* What is being asked:
Leaving out every line that comes before the one containing "Serialize everything readable", output the rest of the records exactly, the final line included.

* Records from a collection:
-*-*-
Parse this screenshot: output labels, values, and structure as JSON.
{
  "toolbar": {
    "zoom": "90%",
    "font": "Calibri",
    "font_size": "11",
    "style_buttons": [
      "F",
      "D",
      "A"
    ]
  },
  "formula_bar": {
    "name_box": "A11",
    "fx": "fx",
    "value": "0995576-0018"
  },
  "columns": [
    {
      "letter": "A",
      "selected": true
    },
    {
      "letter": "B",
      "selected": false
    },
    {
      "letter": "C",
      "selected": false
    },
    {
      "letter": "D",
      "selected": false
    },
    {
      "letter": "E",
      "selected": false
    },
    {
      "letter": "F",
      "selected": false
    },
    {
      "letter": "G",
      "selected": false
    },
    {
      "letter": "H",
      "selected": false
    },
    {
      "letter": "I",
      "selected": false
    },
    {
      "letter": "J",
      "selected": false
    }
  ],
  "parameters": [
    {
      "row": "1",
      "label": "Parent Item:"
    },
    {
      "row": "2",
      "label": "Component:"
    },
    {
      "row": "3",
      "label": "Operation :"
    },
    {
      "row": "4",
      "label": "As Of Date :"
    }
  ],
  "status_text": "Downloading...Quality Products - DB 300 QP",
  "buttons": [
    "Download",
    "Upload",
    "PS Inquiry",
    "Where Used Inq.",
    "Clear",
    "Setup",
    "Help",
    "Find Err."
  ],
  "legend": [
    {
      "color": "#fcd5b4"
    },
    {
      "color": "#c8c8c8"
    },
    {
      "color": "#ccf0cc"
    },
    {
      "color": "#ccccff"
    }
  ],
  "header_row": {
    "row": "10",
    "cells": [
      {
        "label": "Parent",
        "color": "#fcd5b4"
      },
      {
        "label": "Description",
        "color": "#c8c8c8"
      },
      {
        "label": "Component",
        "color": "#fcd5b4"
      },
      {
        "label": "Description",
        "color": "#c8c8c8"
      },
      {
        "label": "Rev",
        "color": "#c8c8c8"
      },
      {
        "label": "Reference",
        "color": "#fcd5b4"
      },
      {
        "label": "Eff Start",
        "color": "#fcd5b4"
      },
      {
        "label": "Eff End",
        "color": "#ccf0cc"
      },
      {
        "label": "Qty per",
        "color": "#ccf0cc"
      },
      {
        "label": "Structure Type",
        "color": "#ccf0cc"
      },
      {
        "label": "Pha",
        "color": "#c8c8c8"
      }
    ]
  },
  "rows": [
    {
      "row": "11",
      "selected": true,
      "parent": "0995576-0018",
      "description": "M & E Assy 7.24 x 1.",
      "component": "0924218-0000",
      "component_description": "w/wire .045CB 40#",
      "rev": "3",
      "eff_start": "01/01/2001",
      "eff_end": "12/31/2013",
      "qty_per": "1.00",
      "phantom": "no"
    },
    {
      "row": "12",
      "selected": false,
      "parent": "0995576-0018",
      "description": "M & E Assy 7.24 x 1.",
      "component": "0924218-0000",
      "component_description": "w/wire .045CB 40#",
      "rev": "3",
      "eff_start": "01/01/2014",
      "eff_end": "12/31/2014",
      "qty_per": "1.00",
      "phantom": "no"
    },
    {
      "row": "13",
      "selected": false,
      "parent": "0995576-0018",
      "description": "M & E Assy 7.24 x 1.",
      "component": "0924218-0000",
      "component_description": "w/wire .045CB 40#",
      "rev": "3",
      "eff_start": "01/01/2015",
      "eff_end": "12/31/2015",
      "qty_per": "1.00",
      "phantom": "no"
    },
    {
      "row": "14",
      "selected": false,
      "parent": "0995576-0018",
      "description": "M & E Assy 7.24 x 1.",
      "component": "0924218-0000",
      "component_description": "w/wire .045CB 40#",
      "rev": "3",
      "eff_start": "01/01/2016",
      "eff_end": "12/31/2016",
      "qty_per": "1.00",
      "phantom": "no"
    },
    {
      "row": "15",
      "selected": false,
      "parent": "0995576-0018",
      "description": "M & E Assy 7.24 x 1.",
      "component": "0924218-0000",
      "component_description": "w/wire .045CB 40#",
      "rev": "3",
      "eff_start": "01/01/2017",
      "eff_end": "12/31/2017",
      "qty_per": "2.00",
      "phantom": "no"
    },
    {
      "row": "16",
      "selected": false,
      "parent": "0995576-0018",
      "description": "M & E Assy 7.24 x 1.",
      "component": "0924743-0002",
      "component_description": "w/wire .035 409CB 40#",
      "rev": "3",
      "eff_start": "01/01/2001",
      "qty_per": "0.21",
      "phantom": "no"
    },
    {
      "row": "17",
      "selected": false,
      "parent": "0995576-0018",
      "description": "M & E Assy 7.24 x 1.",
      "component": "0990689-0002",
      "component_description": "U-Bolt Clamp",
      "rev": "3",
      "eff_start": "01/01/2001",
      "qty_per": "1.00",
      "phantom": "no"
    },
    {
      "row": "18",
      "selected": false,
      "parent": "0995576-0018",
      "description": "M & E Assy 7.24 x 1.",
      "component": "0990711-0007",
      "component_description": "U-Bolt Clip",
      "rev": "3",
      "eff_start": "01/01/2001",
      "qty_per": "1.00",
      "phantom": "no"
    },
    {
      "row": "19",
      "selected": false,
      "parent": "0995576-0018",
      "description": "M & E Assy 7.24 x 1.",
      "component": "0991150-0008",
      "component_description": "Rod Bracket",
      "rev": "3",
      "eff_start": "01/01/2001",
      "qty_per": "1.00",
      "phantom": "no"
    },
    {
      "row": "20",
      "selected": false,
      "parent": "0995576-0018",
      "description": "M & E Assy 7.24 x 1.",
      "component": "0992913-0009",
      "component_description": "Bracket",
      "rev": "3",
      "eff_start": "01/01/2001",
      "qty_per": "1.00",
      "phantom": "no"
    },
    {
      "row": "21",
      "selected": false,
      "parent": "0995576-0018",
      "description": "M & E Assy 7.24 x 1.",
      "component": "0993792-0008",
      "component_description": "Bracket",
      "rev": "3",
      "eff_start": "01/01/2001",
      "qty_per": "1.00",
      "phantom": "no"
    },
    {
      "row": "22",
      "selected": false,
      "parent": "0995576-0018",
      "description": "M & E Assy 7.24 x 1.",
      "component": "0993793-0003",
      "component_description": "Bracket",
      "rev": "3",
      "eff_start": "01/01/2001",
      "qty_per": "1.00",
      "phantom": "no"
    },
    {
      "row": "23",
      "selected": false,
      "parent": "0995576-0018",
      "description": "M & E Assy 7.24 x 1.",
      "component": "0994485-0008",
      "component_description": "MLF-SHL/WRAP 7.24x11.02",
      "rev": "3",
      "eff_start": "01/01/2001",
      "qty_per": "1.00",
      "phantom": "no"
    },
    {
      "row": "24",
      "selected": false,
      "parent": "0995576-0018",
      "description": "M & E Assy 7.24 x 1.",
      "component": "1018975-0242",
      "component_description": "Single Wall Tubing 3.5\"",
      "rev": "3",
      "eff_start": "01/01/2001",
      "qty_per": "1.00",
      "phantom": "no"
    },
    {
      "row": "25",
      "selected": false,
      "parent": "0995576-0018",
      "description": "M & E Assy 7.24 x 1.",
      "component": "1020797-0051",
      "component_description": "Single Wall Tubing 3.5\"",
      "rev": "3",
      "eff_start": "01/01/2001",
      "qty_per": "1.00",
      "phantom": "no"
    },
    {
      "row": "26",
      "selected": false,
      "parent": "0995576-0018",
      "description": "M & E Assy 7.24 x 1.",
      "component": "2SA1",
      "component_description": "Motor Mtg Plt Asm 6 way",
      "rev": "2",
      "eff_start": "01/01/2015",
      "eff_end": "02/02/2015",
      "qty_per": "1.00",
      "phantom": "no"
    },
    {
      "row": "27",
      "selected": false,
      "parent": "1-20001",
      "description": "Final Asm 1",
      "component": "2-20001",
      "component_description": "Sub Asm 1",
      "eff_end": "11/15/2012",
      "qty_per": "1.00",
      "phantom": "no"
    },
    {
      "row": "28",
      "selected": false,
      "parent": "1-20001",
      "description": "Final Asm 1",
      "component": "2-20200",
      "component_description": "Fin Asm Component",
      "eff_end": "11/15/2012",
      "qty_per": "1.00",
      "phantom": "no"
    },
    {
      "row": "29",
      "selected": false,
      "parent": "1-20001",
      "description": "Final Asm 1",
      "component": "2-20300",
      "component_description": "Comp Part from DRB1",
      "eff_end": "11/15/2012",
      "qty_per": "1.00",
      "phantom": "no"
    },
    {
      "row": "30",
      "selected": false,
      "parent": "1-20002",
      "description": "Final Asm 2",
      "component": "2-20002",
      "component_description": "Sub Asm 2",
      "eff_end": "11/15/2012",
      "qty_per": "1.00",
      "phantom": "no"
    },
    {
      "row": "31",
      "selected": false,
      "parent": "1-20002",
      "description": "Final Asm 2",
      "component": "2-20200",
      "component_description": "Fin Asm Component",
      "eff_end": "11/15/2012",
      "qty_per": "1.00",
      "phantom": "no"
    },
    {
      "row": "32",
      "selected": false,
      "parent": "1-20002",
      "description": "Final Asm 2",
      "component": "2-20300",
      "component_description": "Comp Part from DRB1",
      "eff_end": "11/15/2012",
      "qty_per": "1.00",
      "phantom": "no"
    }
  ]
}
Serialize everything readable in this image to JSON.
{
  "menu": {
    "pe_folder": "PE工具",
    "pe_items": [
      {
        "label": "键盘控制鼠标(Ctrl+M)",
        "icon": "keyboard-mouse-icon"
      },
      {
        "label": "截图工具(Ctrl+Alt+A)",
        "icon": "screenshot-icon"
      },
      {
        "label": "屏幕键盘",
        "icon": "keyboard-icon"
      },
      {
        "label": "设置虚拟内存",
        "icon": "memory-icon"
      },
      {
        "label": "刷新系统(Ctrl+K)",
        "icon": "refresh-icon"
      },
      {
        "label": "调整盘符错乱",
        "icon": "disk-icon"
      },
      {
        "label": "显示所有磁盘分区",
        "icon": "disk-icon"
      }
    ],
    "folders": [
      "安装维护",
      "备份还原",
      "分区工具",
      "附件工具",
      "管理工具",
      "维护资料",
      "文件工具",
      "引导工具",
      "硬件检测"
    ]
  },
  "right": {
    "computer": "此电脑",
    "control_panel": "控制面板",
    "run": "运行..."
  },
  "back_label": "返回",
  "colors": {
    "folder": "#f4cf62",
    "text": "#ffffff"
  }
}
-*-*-
* Answer area:
Serialize everything readable in this image to JSON.
{
  "menu": {
    "pe_folder": "PE工具",
    "pe_items": [
      {
        "label": "键盘控制鼠标(Ctrl+M)",
        "icon": "keyboard-mouse-icon"
      },
      {
        "label": "截图工具(Ctrl+Alt+A)",
        "icon": "screenshot-icon"
      },
      {
        "label": "屏幕键盘",
        "icon": "keyboard-icon"
      },
      {
        "label": "设置虚拟内存",
        "icon": "memory-icon"
      },
      {
        "label": "刷新系统(Ctrl+K)",
        "icon": "refresh-icon"
      },
      {
        "label": "调整盘符错乱",
        "icon": "disk-icon"
      },
      {
        "label": "显示所有磁盘分区",
        "icon": "disk-icon"
      }
    ],
    "folders": [
      "安装维护",
      "备份还原",
      "分区工具",
      "附件工具",
      "管理工具",
      "维护资料",
      "文件工具",
      "引导工具",
      "硬件检测"
    ]
  },
  "right": {
    "computer": "此电脑",
    "control_panel": "控制面板",
    "run": "运行..."
  },
  "back_label": "返回",
  "colors": {
    "folder": "#f4cf62",
    "text": "#ffffff"
  }
}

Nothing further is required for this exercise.